In that case, however, the oil and gas chief granted no signing bonus nor specific royalty amounts.
"In the case of the Lennington, they were all uncommitted working interests," Bruce said, meaning each of the eight landowners had previously leased with another driller who was refusing to sell the lease to BP.
Attempts to reach several of those rural property owners for comment also were unsuccessful.
A third Trumbull County application for forced unitization, filed March 28 by Halcon Resources for land surrounding the successful Kibler Well in Lordstown, was withdrawn July 30.
The effort had been opposed by Wenger and a group of Lordstown landowners he represents. The group did not necessarily oppose to the prospects of deep-well drilling, but rather was more focused on receiving compensation from Halcon to amend older existing leases.
Among the property owners included in the March 28 forced unitization application was BDM Warren Steel Holdings, the owner of the former RG Steel property in Warren. BDM owns the mineral rights on about 13 acres near Halcon's Kibler well. Also included was about 40 acres owned by Ohio Edison along Highland Avenue.
Halcon withdrew the unitization request the same day a mineral rights lease between Halcon Resources and BDM Warren Steel Holdings was recorded in the Trumbull Recorders office. Dollar figures are not included in the public document.
Halcon declined to comment about unitization attempts for this story.
On Friday, Wenger said the negotiating process among the Lordstown landowners group and Halcon officials is still under way.
"I believe the group has had some significant impact because, in general, Halcon has started to make some reasonable offers to folks in return for getting their leases amended," Wenger said. "It's a pretty dynamic situation and all sides are doing the right thing. No one wants to thwart or stop development. I think there are productive discussions going on."
In the end, Harriet Zerovich passed away too soon to see results of the drilling or to collect any of the royalties. Her son said ultimately she wasn't too upset with the ruling, largely because she realized BP would receive no right to access the surface of her land, easing her concerns.
For now, about 10 acres of Karl Zerovich's farmland where hay had been raised now holds a deep well awaiting hydraulic fracturing.

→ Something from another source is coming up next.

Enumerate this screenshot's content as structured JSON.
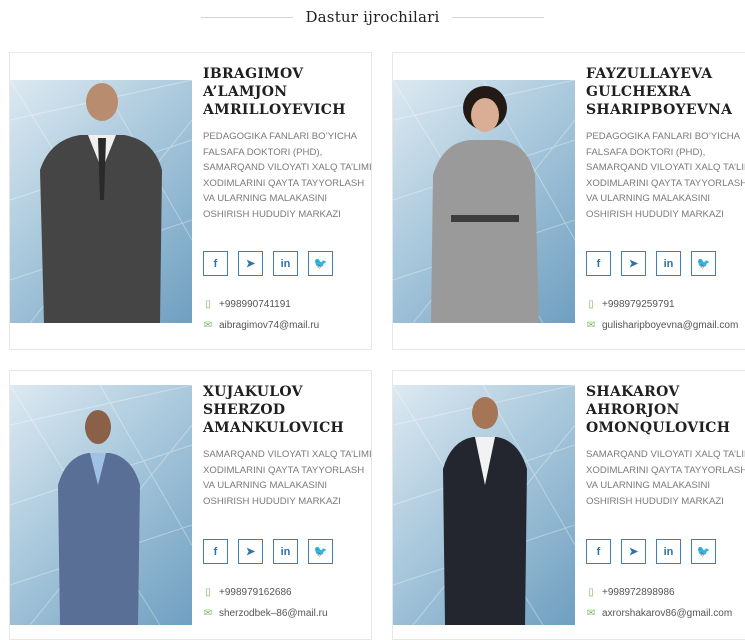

And as for royalties that may make the very long process worth it, Zerovich said he is not yet convinced it will turn out to be profitable.
"We don't know yet. This is an assessment well," a thoughtful Zerovich said. "It may be the last."